- US oil exports last week averaged 11.4 million barrels per day.
- The weaker dollar supports oil prices by making it cheaper for overseas buyers.
- US officials were forced to scale back the Russian price-cap plan.
Following a session-high increase of more than 3%, crude oil (CL) futures prices continued to surge in early Asian trade on Thursday, supported by record US crude exports and a declining US dollar.
According to government figures, the US exported 11.4 million barrels of petroleum daily last week. The increase coincided with domestic fuel inventories reaching historic seasonal lows, reflecting the likelihood of a tightening supply.
The outlook for fuel supply tightened as gasoline inventories decreased and already critically low diesel inventories on the East Coast decreased further. Markets focused on the high export figure and mostly ignored a smaller-than-anticipated 2.59 million barrel growth in crude stockpiles.

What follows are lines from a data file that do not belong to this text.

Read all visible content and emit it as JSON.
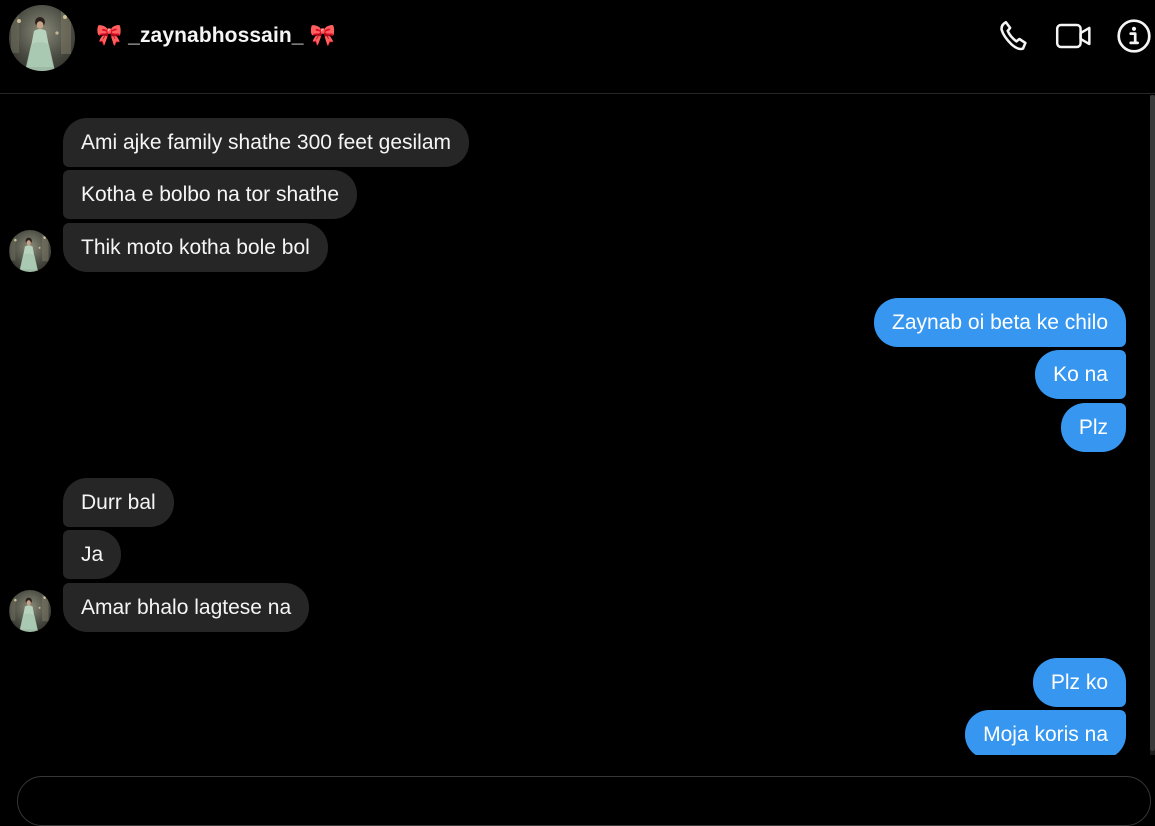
{
  "header": {
    "username": "🎀 _zaynabhossain_ 🎀",
    "icons": [
      "phone-icon",
      "video-camera-icon",
      "info-icon"
    ]
  },
  "messages": [
    {
      "side": "incoming",
      "text": "Ami ajke family shathe 300 feet gesilam"
    },
    {
      "side": "incoming",
      "text": "Kotha e bolbo na tor shathe"
    },
    {
      "side": "incoming",
      "text": "Thik moto kotha bole bol",
      "avatar": true
    },
    {
      "side": "outgoing",
      "text": "Zaynab oi beta ke chilo"
    },
    {
      "side": "outgoing",
      "text": "Ko na"
    },
    {
      "side": "outgoing",
      "text": "Plz"
    },
    {
      "side": "incoming",
      "text": "Durr bal"
    },
    {
      "side": "incoming",
      "text": "Ja"
    },
    {
      "side": "incoming",
      "text": "Amar bhalo lagtese na",
      "avatar": true
    },
    {
      "side": "outgoing",
      "text": "Plz ko"
    },
    {
      "side": "outgoing",
      "text": "Moja koris na"
    }
  ],
  "colors": {
    "background": "#000000",
    "incoming_bubble": "#262626",
    "outgoing_bubble": "#3797f0",
    "text": "#f5f5f5"
  }
}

The weaker dollar has also supported the price of crude. The dollar recently traded close to a three-week low, making raw materials priced in US dollars more affordable for international customers.
Crude recovered in October as the Organization of Petroleum Exporting Countries and its partners announced a significant output cut, reversing four consecutive months of losses as worries about a global downturn gained traction and central banks increased interest rates. Investors have also been assessing the possible effects of US and EU proposals to cap prices to punish Moscow for its invasion of Ukraine.
US officials were forced to cut back the price-cap plan before its probable implementation this quarter. The US and EU are now likely to settle for a more loosely policed restriction enforced at a higher price than originally intended rather than severely restricting the Kremlin’s oil profits.
On global demand, some hope to see evidence of an economic recovery in China, which would help offset falling demand as recession fears spread overseas. However, the nation is still facing challenges as further evidence of macroeconomic weakness appears.
“The more recent weakness in the dollar has provided some tailwinds to the oil market while falling US gasoline inventories and record petroleum exports have only provided a further boost,” said Warren Patterson, head of commodities strategy at ING Groep NV. “As for the outlook, much will depend on how the macro picture evolves, but oil fundamentals look increasingly constructive in the months ahead, which suggests higher prices.”